Your assignment:
Wherever an image appears in the data, omit it and copy all the remaining text word for word.

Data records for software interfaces
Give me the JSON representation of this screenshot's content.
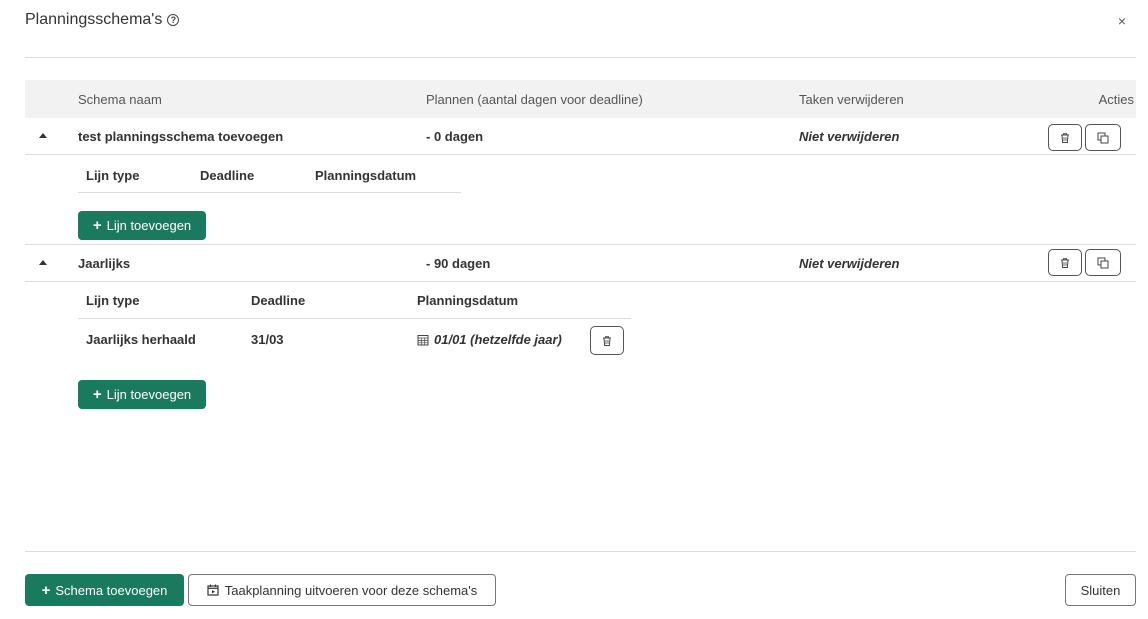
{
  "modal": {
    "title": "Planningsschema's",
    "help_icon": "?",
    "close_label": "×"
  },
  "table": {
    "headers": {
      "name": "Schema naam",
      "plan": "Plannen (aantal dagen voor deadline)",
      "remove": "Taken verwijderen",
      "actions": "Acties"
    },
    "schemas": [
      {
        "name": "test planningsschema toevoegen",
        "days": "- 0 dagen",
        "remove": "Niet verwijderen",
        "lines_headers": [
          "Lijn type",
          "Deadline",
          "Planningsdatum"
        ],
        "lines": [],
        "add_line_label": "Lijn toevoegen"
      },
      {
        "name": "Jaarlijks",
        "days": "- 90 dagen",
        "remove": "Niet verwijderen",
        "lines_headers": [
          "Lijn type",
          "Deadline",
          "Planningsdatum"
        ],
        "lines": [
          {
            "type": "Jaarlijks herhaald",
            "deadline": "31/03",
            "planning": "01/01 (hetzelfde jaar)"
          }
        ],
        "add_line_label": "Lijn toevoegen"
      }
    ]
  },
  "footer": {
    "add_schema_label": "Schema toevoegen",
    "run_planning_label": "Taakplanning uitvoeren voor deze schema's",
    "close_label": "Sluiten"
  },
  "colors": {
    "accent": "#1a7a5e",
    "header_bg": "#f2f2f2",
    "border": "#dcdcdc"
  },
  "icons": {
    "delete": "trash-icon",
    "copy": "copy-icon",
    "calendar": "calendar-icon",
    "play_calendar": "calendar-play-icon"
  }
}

Answer to the problem:
Give me the JSON representation of this screenshot's content.
{
  "modal": {
    "title": "Planningsschema's",
    "help_icon": "?",
    "close_label": "×"
  },
  "table": {
    "headers": {
      "name": "Schema naam",
      "plan": "Plannen (aantal dagen voor deadline)",
      "remove": "Taken verwijderen",
      "actions": "Acties"
    },
    "schemas": [
      {
        "name": "test planningsschema toevoegen",
        "days": "- 0 dagen",
        "remove": "Niet verwijderen",
        "lines_headers": [
          "Lijn type",
          "Deadline",
          "Planningsdatum"
        ],
        "lines": [],
        "add_line_label": "Lijn toevoegen"
      },
      {
        "name": "Jaarlijks",
        "days": "- 90 dagen",
        "remove": "Niet verwijderen",
        "lines_headers": [
          "Lijn type",
          "Deadline",
          "Planningsdatum"
        ],
        "lines": [
          {
            "type": "Jaarlijks herhaald",
            "deadline": "31/03",
            "planning": "01/01 (hetzelfde jaar)"
          }
        ],
        "add_line_label": "Lijn toevoegen"
      }
    ]
  },
  "footer": {
    "add_schema_label": "Schema toevoegen",
    "run_planning_label": "Taakplanning uitvoeren voor deze schema's",
    "close_label": "Sluiten"
  },
  "colors": {
    "accent": "#1a7a5e",
    "header_bg": "#f2f2f2",
    "border": "#dcdcdc"
  },
  "icons": {
    "delete": "trash-icon",
    "copy": "copy-icon",
    "calendar": "calendar-icon",
    "play_calendar": "calendar-play-icon"
  }
}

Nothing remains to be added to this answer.